Blending fantasy with horror, Crepuscule’s Cradle is the darkest of fairy tales. The morbidity of classic folklore and contemporary style weaves a web of slowly encroaching unease. Radley Barrette’ winter bound home is more than a haunted house, and Crepuscule’s Cradle is more than a mere horror tale. It’s a bedtime story that will pull you into its icy embrace, lull you into a disquiet state, and leave you shivering in the dark.
I am an Amazon affiliate and earn a tiny commission for purchases made through the Amazon links in this post. It’s a great way to help me keep things running on my blog if you’re already intrigued enough to make a purchase.
Wow, what a fun horror novel!
I’ve been a fan of Skye’s ever since reading The Angels of Autumn, and this book did not disappoint!
This book centers on a young boy named Scott and a man named Radley and their interactions with a haunted location in Crepuscule’s Cradle, the Habersham House. According to local folklore, something ancient and evil lies there, something that the townsfolk attribute to the disappearance of numerous young children. What horrific secrets will Scott and Radley uncover?
So many elements really worked in this book.
I think at the forefront, the characters made all the difference. This story is told mainly in two perspectives, that of Scott and Radley. Scott is a curious kid with an alcoholic mother. I really enjoyed the depth we got to see with him and his situation. The kid is certainly brave given his circumstances, and his struggle really tugged at the heartstrings in certain scenes.
Radley’s POV was great too. His partner Danny recently died, and the Habersham House was left to him in Danny’s will. Needing a break from the city and everything that reminds him of Danny, he goes to Crepuscule’s Cradle in hopes of writing his next great novel and recovering from his loss. Much like Scott, Radley’s perspective had plenty of depth too, and his journey intertwined with Scott’s.
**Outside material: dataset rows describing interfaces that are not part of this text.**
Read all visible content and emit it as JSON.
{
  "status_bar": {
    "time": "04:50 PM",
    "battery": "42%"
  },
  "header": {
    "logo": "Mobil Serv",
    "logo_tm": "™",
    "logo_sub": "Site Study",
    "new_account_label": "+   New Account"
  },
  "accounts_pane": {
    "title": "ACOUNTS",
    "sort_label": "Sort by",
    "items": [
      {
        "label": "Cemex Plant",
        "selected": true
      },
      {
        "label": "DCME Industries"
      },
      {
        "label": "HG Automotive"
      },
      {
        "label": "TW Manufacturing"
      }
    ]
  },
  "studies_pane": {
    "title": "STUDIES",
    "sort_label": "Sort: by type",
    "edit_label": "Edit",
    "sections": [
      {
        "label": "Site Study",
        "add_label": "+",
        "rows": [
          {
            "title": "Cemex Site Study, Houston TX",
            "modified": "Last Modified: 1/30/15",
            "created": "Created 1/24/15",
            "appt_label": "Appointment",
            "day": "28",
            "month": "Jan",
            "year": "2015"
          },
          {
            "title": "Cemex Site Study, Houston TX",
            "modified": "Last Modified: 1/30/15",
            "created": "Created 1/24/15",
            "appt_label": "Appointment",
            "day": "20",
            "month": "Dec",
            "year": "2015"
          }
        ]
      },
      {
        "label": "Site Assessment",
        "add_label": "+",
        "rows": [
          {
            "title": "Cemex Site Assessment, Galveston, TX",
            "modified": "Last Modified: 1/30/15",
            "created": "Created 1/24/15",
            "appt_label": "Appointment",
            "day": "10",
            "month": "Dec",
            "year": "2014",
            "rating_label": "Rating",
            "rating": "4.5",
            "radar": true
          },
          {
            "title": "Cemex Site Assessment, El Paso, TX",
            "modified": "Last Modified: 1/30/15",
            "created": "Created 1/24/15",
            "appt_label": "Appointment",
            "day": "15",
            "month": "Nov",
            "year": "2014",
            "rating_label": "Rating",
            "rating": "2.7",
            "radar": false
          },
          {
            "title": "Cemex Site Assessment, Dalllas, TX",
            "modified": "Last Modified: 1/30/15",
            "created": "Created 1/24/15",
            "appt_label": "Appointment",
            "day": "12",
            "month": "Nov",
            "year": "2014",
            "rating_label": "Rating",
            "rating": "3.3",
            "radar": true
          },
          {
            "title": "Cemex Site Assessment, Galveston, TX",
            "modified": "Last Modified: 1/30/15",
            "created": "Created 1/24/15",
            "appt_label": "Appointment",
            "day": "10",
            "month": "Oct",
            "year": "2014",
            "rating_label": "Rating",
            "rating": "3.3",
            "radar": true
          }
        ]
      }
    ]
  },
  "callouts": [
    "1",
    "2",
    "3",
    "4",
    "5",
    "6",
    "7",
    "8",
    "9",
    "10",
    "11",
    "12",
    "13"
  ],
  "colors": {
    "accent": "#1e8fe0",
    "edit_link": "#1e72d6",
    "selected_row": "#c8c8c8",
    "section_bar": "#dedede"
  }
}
Plotwise, this was an instant win in my book. A scary house? Missing kids? A possible ancient evil? Yes, yes, yes! There were scary scenes throughout the novel, and I loved the gloomy atmosphere and sense of danger inherent. The writing was well done without purple prose and was so easy to follow. There was also a great element of mystery that had me blazing through the pages.
There’s only one point of contention that I want to make. The ending felt a little abrupt for me, and while it was certainly an acceptable end to the novel, I was kind of hoping for a different conclusion. Other than that, no complaints!
Overall, this was a great horror novel with a great eerie ambiance and wonderful fleshed out characters that most readers will love. Can’t recommend enough!
That’s a Wrap!
Thanks for stopping by, and happy reading!
Have you read this book before? What did you think? Do you have a book recommendation similar to this one? Feel free to share in the comments!
If you’d like to see other reviews of mine, feel free to check out the book review section of my blog or my GoodReads. You can also follow my GoodReads reviews here. There are some great binge-worthy books on there!
Have a great day!